Entries from a dataset of interfaces >>
┏━━

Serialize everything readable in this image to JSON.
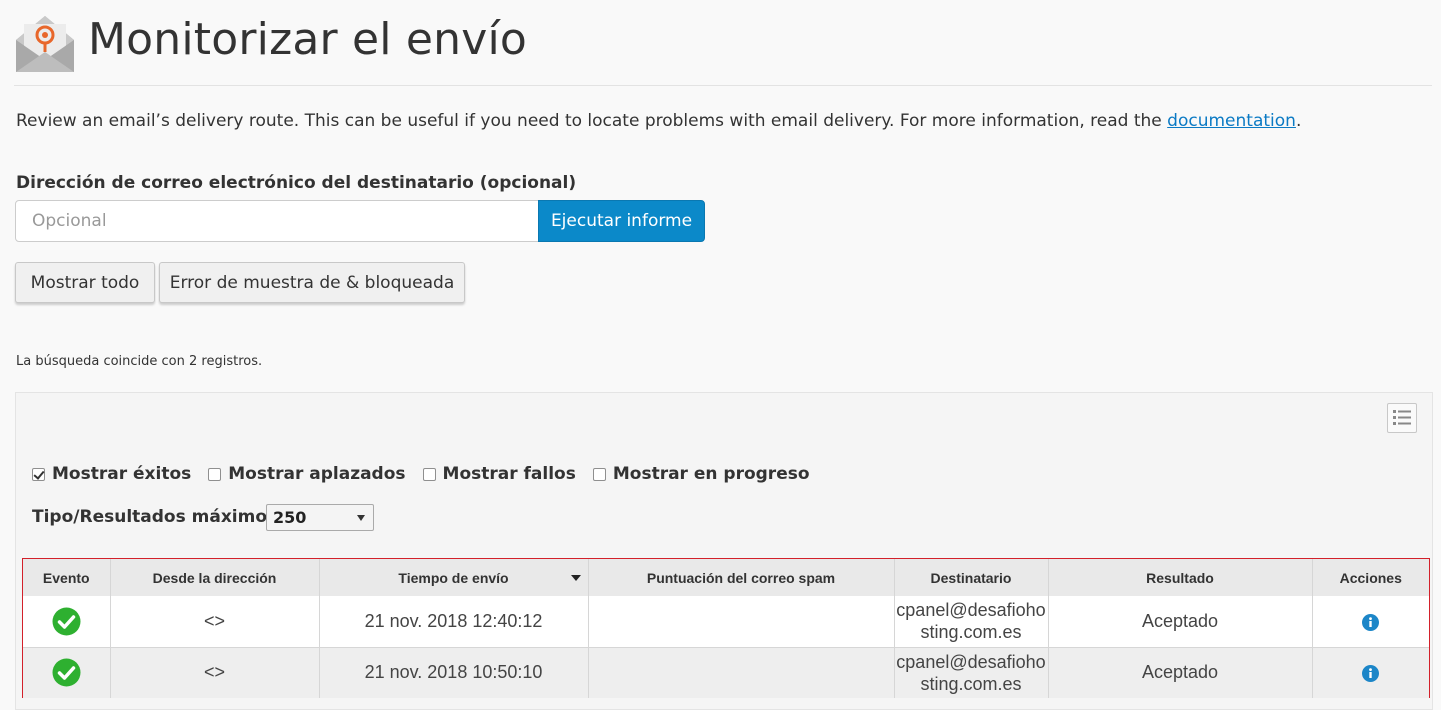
{
  "header": {
    "title": "Monitorizar el envío",
    "icon": "envelope-location-icon"
  },
  "intro": {
    "text": "Review an email’s delivery route. This can be useful if you need to locate problems with email delivery. For more information, read the ",
    "link": "documentation",
    "suffix": "."
  },
  "form": {
    "label": "Dirección de correo electrónico del destinatario (opcional)",
    "placeholder": "Opcional",
    "value": "",
    "run_button": "Ejecutar informe",
    "show_all_button": "Mostrar todo",
    "show_errors_button": "Error de muestra de & bloqueada"
  },
  "results": {
    "count_text": "La búsqueda coincide con 2 registros."
  },
  "filters": [
    {
      "label": "Mostrar éxitos",
      "checked": true
    },
    {
      "label": "Mostrar aplazados",
      "checked": false
    },
    {
      "label": "Mostrar fallos",
      "checked": false
    },
    {
      "label": "Mostrar en progreso",
      "checked": false
    }
  ],
  "max_results": {
    "label": "Tipo/Resultados máximos:",
    "value": "250"
  },
  "table": {
    "columns": [
      "Evento",
      "Desde la dirección",
      "Tiempo de envío",
      "Puntuación del correo spam",
      "Destinatario",
      "Resultado",
      "Acciones"
    ],
    "sorted_column": "Tiempo de envío",
    "rows": [
      {
        "event": "success-icon",
        "from": "<>",
        "time": "21 nov. 2018 12:40:12",
        "spam": "",
        "recipient_line1": "cpanel@desafioho",
        "recipient_line2": "sting.com.es",
        "result": "Aceptado",
        "action": "info-icon"
      },
      {
        "event": "success-icon",
        "from": "<>",
        "time": "21 nov. 2018 10:50:10",
        "spam": "",
        "recipient_line1": "cpanel@desafioho",
        "recipient_line2": "sting.com.es",
        "result": "Aceptado",
        "action": "info-icon"
      }
    ]
  },
  "colors": {
    "accent": "#0b89c9",
    "link": "#0b7ac4",
    "success": "#2eb030",
    "highlight_border": "#d3202a",
    "icon_orange": "#e8672b"
  }
}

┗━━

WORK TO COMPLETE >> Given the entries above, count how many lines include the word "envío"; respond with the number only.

WRITTEN SOLUTION >> 3